Guelph’s response to COVID-19

A masked Bylaw officer standing in front a a sign with instructions on how to properly wear a mask at Guelph Central Station

Guelph’s Emergency Operations Control group convened leaders from Wellington-Dufferin-Guelph Public Health, Guelph General Hospital, Guelph Family Health Team and the City of Guelph, to ensure every possible resource could be deployed in response to the crisis.

While Wellington-Dufferin-Guelph Public Health leads our community’s response, the City provides critical support. Guelph paused and adjusted several municipal programs and services to free up facilities, logistics, transportation, human resources, information technology and communications resources to support residents, businesses and employees.

The City is using every communications channel at its disposal to provide clear, accurate information about COVID-19, provincial restrictions and regulations, public health guidelines, affected City programs and services, plans to get our community vaccinated, and plans for economic and social recovery.

Guelph’s Victoria Road Recreation Centre housed Guelph’s first COVID-19 assessment centre, and Guelph’s West End Community Centre housed one of Guelph’s three vaccinations clinics. Wellington-Dufferin-Guelph Public Health is planning to vaccinate at least 75% of the population before fall 2021. Then the City can resume fall winter recreation programs in the rink.

Not surprisingly, the Guelph-Wellington Paramedic Service is on the front lines in the fight against COVID-19. In addition to responding to 9-1-1 calls for urgent care, Guelph-Wellington Paramedic service members also volunteered to assist with COVID-19 testing and vaccination for people in long-term care homes, and those unable to travel to a clinic. The community paramedicine program already in place allowed members of the paramedic service to check in on more than 200 people at home with COVID-19. Paramedics provided care on-site, and helped people get additional treatment and support when needed.

Team members provided this support despite the increased risk they themselves could contract the virus or expose their teammates and families.

The Guelph Police Service and Bylaw team help educate the community about the latest regulations and public health guidelines. Guelph’s Bylaw team has become a COVID-19 hotline answering questions about what’s open, what’s closed, what’s allowed and what’s not. Police and Bylaw officers also monitor and enforce those regulations, issuing charges and fines for deliberate or repeated violations of public health guidelines.

Guelph’s Fire Department helped coordinate Guelph’s emergency preparedness and response; providing support and guidance to ensure that the City and Guelph’s Emergency Operations Control Group are prepared to respond to COVID-19 and other emergencies.

Thankfully, there have been very few cases of COVID-19 among our first responders; they’re still working hard to protect themselves, each other and our community.

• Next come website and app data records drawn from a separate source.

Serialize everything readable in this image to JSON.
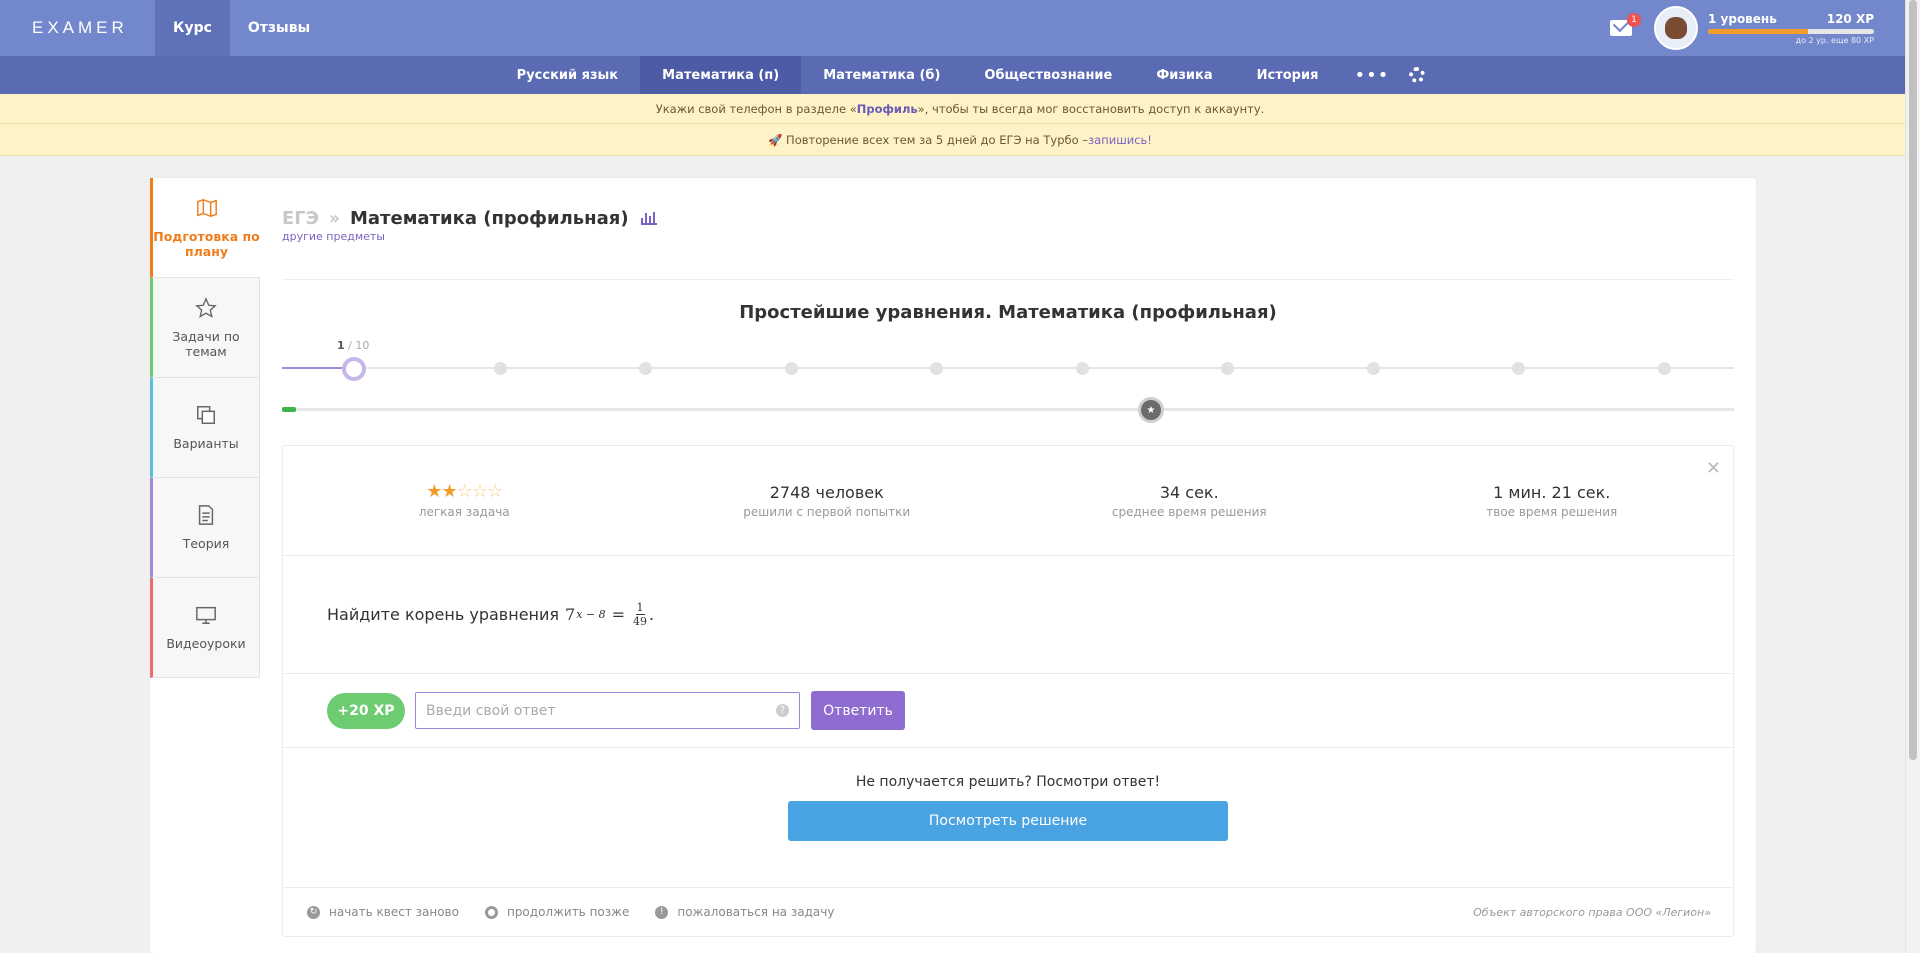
{
  "header": {
    "logo": "EXAMER",
    "nav": [
      {
        "label": "Курс",
        "active": true
      },
      {
        "label": "Отзывы",
        "active": false
      }
    ],
    "mail_count": "1",
    "level_label": "1 уровень",
    "xp_label": "120 XP",
    "level_progress": 0.6,
    "level_note": "до 2 ур. еще 80 XP"
  },
  "subjects": [
    {
      "label": "Русский язык",
      "active": false
    },
    {
      "label": "Математика (п)",
      "active": true
    },
    {
      "label": "Математика (б)",
      "active": false
    },
    {
      "label": "Обществознание",
      "active": false
    },
    {
      "label": "Физика",
      "active": false
    },
    {
      "label": "История",
      "active": false
    }
  ],
  "subjects_more": "•••",
  "notices": {
    "phone_pre": "Укажи свой телефон в разделе «",
    "phone_link": "Профиль",
    "phone_post": "», чтобы ты всегда мог восстановить доступ к аккаунту.",
    "turbo_text": "🚀 Повторение всех тем за 5 дней до ЕГЭ на Турбо – ",
    "turbo_link": "запишись!"
  },
  "sidebar": [
    {
      "label": "Подготовка по плану",
      "color": "#ef7d1c",
      "active": true,
      "icon": "map-icon"
    },
    {
      "label": "Задачи по темам",
      "color": "#6dcc72",
      "active": false,
      "icon": "star-icon"
    },
    {
      "label": "Варианты",
      "color": "#5bc0de",
      "active": false,
      "icon": "copy-icon"
    },
    {
      "label": "Теория",
      "color": "#a48bd8",
      "active": false,
      "icon": "document-icon"
    },
    {
      "label": "Видеоуроки",
      "color": "#ef6a6a",
      "active": false,
      "icon": "monitor-icon"
    }
  ],
  "breadcrumb": {
    "root": "ЕГЭ",
    "separator": "»",
    "subject": "Математика (профильная)",
    "other": "другие предметы"
  },
  "quest": {
    "title": "Простейшие уравнения. Математика (профильная)",
    "current": "1",
    "total": "/ 10",
    "steps_total": 10,
    "overall_progress": 0.01
  },
  "task": {
    "difficulty_stars": 2,
    "difficulty_label": "легкая задача",
    "solved_value": "2748 человек",
    "solved_label": "решили с первой попытки",
    "avg_time_value": "34 сек.",
    "avg_time_label": "среднее время решения",
    "your_time_value": "1 мин. 21 сек.",
    "your_time_label": "твое время решения",
    "question_text": "Найдите корень уравнения",
    "math_base": "7",
    "math_exp": "x − 8",
    "math_eq": "=",
    "math_num": "1",
    "math_den": "49",
    "math_end": ".",
    "xp_reward": "+20 XP",
    "answer_placeholder": "Введи свой ответ",
    "submit_label": "Ответить",
    "help_text": "Не получается решить? Посмотри ответ!",
    "solution_label": "Посмотреть решение"
  },
  "footer": {
    "restart": "начать квест заново",
    "later": "продолжить позже",
    "report": "пожаловаться на задачу",
    "copyright": "Объект авторского права ООО «Легион»"
  }
}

In fact, there have been very few cases among employees working throughout the organization. The measures put in place to protect City employees working at home, in our facilities, trucks and buses show how we’ve adapted; we found safe, effective ways to deliver most of the City’s programs and services during COVID-19.

But not all of them.

Every employee in every department played a role in our community’s response to COVID-19, including those placed on emergency leave. Hundreds of dedicated, hard-working public servants were placed on temporarily leave which allowed the organization to reduce costs, refocus its resources and provide critical support to our community during this crisis.

When the Evergreen Senior and Community Centre and dining room closed, employees acted quickly to put its fully stocked pantry, freezer, and fridges to good use. The City partnered with the Guelph-Wellington Seniors Association to provide free frozen meals for people who would normally eat in the Evergreen Dining Room. Word spread quickly to local community support agencies and shelters. The City secured additional funding and the program grew to provide 1,000 meals a week to our community’s most vulnerable.

While workplace health and safety measures allowed the City to continue delivering water, wastewater, waste management services, public transit and other critical municipal services, and several highlights are included in this report, the City hasn’t fully resumed or restored all programs and services. We may not be able to deliver the same things the same way we did before COVID-19.

We are still responding to this crisis and there are still many challenges ahead; we know full economic and social recovery will take years.

Related resources

Additional 2020 highlights

A crochet toilet paper roll that was donated to the museum

History in the making

While most of us were busy coping with the day-to-day challenges we faced in 2020, Guelph Museums have been taking steps to make sure we collect and preserve truths about how people are experiencing these historic moments.

History in the making
Word cloud of diversity terms and phrases. The largest words are Community, love, scope, solidarity and one love

Anti-Racism and Equity

We can’t look back on 2020 without reflecting on the City’s efforts to confront systemic racism and take meaningful steps to improve diversity, inclusion and equity in the organization, and the community.

Anti-Racism and Equity